## Samenvatting

In general, valley ecosystems are to a greater or lesser extent influenced by groundwater. Recharge by excess rainfall is the source for continuous groundwater flow towards seepage areas in river valleys. This groundwater flow appears as upwelling groundwater in wetland areas and results as base flow in rivers. In many cases natural groundwater systems have undergone important changes due to anthropogenic influences.

A numerical groundwater model is indispensable to describe these changes and the global flow dynamics of the groundwater system. A physically based model with spatially distributed input data offers the possibility to gain insight into the valley system dynamics.

The groundwater system of the Upper Alzette catchment, located in the south of Luxembourg, was modelled using the finite-difference groundwater model MODFLOW. After the set-up of the steady-state groundwater model an extensive sensitivity analysis was performed. The results formed the basis for a trial-and-error calibration process. Usually, calibration of a groundwater model involves an inverse modelling strategy, i.e. optimizing the model parameters - especially aquifer hydraulic conductivities - as a function of measured groundwater heads in a number of observation wells.
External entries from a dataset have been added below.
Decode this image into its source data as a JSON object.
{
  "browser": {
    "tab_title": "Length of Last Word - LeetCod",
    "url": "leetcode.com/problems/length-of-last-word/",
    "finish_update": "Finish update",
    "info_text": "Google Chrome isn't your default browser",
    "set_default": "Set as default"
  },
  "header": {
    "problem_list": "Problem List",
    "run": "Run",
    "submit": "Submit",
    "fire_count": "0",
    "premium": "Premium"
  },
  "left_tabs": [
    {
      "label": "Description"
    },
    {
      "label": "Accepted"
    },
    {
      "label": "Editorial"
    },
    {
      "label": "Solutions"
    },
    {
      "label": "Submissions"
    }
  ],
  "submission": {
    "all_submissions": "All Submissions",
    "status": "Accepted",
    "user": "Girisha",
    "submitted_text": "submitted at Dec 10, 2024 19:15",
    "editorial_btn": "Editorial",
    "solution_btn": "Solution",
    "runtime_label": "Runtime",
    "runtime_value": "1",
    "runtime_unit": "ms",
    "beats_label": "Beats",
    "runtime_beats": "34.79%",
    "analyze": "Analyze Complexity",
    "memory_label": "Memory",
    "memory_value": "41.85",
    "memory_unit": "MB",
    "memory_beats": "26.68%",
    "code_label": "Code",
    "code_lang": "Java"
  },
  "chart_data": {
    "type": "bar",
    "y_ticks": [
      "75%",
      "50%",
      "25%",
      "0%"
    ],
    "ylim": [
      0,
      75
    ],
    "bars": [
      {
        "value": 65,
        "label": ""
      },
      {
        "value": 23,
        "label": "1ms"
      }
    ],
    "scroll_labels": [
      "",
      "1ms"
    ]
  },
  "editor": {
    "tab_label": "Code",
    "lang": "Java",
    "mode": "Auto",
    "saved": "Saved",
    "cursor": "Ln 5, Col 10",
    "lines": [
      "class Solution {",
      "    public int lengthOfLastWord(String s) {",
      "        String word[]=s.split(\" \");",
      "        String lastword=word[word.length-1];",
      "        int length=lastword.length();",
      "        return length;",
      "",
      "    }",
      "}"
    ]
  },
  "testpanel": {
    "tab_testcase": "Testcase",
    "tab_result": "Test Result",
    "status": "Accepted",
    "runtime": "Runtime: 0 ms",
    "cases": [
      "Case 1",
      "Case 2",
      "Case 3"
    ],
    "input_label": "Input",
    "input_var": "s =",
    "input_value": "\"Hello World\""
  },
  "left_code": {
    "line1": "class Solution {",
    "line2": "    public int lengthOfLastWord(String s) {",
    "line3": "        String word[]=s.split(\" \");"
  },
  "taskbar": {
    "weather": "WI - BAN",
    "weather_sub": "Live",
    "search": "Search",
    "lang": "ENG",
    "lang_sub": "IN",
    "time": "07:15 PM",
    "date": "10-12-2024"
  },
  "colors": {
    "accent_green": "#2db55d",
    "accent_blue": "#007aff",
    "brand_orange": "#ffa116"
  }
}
Deviations of the simulated heads are expressed in one or more statistical goodness-to-fit measures, such as Root Mean Square Error.

However, in this study an additional calibration strategy was employed considering the water balances of a number of subcatchments. For each of these subcatchments the baseflow was estimated from river discharge time series using the Hydrograph Separation tool HYSEP. These estimated baseflows were used as additional observations for the calibration of a number of conductance parameters. While the simulated groundwater heads and total water balance remained nearly unchanged, this analysis clearly shows that the sub-balances differ considerably. The simulated baseflows for the sub-catchments are about 30% more accurate than the original results. This result not only indicates that considering sub-water balances in the calibration process greatly improves the model results, but also considerably increases the understanding of the groundwater dynamics.

After calibration the uncertainty of the model results was assessed. Using the results of the sensitivity analysis a spatially distributed 'range' for the simulated groundwater levels was defined, indicating the deviation at each location.

A numerical groundwater model is indispensable to describe these changes and the global flow dynamics of the groundwater system. A physically based model with spatially distributed input data offers the possibility to gain insight into the valley system dynamics.

The groundwater system of the Upper Alzette catchment, located in the south of Luxembourg, was modelled using the finite-difference groundwater model MODFLOW. After the set-up of the steady-state groundwater model an extensive sensitivity analysis was performed. The results formed the basis for a trial-and-error calibration process. Usually, calibration of a groundwater model involves an inverse modelling strategy, i.e. optimizing the model parameters - especially aquifer hydraulic conductivities - as a function of measured groundwater heads in a number of observation wells. Deviations of the simulated heads are expressed in one or more statistical goodness-to-fit measures, such as Root Mean Square Error.

However, in this study an additional calibration strategy was employed considering the water balances of a number of subcatchments. For each of these subcatchments the baseflow was estimated from river discharge time series using the Hydrograph Separation tool HYSEP. These estimated baseflows were used as additional observations for the calibration of a number of conductance parameters. While the simulated groundwater heads and total water balance remained nearly unchanged, this analysis clearly shows that the sub-balances differ considerably. The simulated baseflows for the sub-catchments are about 30% more accurate than the original results. This result not only indicates that considering sub-water balances in the calibration process greatly improves the model results, but also considerably increases the understanding of the groundwater dynamics.

After calibration the uncertainty of the model results was assessed. Using the results of the sensitivity analysis a spatially distributed 'range' for the simulated groundwater levels was defined, indicating the deviation at each location.

Originele taal-2 | English |
---|---|

Uitgeverij | Vrije Universiteit Brussel |

Aantal pagina's | 125 |

Uitgave | Research funded by ‘le Gouvernement Du Grand-Duché de Luxembour |

Status | Published - 31 dec 2007 |

## Keywords

- Hydrologische modellering
- Grondwater
- Alzette Rivier, Luxemburg